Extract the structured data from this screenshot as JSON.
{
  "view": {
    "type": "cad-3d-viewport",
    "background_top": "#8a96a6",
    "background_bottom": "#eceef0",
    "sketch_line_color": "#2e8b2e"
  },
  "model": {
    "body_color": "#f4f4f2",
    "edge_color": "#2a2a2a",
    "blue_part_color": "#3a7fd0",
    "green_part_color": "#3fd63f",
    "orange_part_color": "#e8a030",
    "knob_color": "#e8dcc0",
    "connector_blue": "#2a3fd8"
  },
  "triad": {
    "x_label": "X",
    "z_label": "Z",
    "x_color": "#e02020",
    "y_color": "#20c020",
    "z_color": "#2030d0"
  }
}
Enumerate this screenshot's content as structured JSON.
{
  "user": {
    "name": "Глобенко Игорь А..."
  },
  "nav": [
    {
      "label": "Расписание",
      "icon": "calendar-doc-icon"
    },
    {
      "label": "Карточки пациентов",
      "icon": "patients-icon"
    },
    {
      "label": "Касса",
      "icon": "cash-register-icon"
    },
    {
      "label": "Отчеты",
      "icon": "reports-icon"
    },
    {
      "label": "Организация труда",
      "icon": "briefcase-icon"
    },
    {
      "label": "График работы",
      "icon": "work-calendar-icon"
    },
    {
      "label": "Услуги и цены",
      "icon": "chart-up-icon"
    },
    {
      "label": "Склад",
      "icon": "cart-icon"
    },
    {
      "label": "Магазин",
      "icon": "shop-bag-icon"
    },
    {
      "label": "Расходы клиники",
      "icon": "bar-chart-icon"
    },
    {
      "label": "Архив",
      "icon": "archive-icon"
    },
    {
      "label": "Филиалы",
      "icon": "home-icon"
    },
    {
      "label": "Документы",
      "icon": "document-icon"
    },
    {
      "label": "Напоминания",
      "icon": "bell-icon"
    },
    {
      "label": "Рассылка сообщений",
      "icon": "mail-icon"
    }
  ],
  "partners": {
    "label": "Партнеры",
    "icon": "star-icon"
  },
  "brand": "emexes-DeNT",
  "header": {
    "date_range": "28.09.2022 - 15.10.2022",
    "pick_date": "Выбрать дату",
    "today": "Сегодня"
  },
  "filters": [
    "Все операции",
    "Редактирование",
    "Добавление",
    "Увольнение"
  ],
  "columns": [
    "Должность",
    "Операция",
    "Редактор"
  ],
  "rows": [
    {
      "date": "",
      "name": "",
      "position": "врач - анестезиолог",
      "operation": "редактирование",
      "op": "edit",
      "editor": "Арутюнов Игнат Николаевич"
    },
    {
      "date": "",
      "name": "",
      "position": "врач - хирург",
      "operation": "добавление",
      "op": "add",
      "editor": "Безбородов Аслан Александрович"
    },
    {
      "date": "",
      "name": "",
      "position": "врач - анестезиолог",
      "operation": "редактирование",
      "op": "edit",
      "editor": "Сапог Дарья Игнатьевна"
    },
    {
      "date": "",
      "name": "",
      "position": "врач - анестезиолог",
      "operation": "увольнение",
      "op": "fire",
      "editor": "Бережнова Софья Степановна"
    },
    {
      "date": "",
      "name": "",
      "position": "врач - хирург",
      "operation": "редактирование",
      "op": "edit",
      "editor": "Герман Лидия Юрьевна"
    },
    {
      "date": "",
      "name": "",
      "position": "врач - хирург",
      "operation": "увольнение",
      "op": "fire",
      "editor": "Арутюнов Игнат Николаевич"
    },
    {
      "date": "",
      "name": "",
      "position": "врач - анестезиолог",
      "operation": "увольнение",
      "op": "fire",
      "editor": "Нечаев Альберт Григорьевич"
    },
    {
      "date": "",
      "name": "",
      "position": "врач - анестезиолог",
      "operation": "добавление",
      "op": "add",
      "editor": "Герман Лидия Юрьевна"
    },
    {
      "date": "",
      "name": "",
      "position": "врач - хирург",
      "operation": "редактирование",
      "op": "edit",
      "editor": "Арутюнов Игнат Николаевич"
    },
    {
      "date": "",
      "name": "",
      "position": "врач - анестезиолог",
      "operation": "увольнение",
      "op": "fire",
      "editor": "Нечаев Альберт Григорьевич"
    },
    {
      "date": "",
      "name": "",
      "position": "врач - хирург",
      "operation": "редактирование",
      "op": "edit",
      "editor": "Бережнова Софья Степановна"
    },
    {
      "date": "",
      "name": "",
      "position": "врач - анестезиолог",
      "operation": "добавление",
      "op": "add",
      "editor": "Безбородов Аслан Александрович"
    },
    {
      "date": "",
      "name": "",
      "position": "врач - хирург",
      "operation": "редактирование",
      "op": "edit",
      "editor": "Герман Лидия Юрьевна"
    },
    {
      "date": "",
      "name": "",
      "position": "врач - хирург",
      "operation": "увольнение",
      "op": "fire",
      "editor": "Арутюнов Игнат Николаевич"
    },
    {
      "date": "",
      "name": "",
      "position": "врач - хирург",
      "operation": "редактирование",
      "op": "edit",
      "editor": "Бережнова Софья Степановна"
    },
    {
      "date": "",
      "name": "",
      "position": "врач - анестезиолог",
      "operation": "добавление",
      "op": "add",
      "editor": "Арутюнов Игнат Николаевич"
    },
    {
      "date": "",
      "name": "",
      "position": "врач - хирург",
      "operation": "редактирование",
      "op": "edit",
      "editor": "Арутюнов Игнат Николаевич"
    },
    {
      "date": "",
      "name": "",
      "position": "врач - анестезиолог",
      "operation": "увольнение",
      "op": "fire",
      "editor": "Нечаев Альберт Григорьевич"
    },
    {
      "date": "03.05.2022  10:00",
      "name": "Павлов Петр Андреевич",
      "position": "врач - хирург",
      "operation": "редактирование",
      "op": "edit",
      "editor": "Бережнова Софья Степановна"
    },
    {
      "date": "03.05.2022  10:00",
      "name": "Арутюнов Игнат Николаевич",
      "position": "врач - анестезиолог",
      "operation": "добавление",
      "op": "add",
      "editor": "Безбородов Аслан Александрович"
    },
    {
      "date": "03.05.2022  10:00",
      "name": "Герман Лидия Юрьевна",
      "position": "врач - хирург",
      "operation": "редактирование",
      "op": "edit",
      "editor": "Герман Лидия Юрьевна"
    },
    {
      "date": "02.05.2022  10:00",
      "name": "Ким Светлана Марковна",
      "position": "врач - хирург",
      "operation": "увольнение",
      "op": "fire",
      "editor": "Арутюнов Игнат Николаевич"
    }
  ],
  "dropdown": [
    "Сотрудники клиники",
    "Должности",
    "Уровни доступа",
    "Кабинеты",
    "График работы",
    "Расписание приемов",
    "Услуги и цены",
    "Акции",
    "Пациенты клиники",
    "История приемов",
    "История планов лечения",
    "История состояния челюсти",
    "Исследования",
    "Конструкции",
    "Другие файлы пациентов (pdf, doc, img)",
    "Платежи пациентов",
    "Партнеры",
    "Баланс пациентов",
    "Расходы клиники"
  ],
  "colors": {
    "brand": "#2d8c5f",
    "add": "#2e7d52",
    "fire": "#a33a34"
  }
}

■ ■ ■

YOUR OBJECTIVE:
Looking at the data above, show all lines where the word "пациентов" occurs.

ANSWER AREA:
      "label": "Карточки пациентов",
    "Другие файлы пациентов (pdf, doc, img)",
    "Платежи пациентов",
    "Баланс пациентов",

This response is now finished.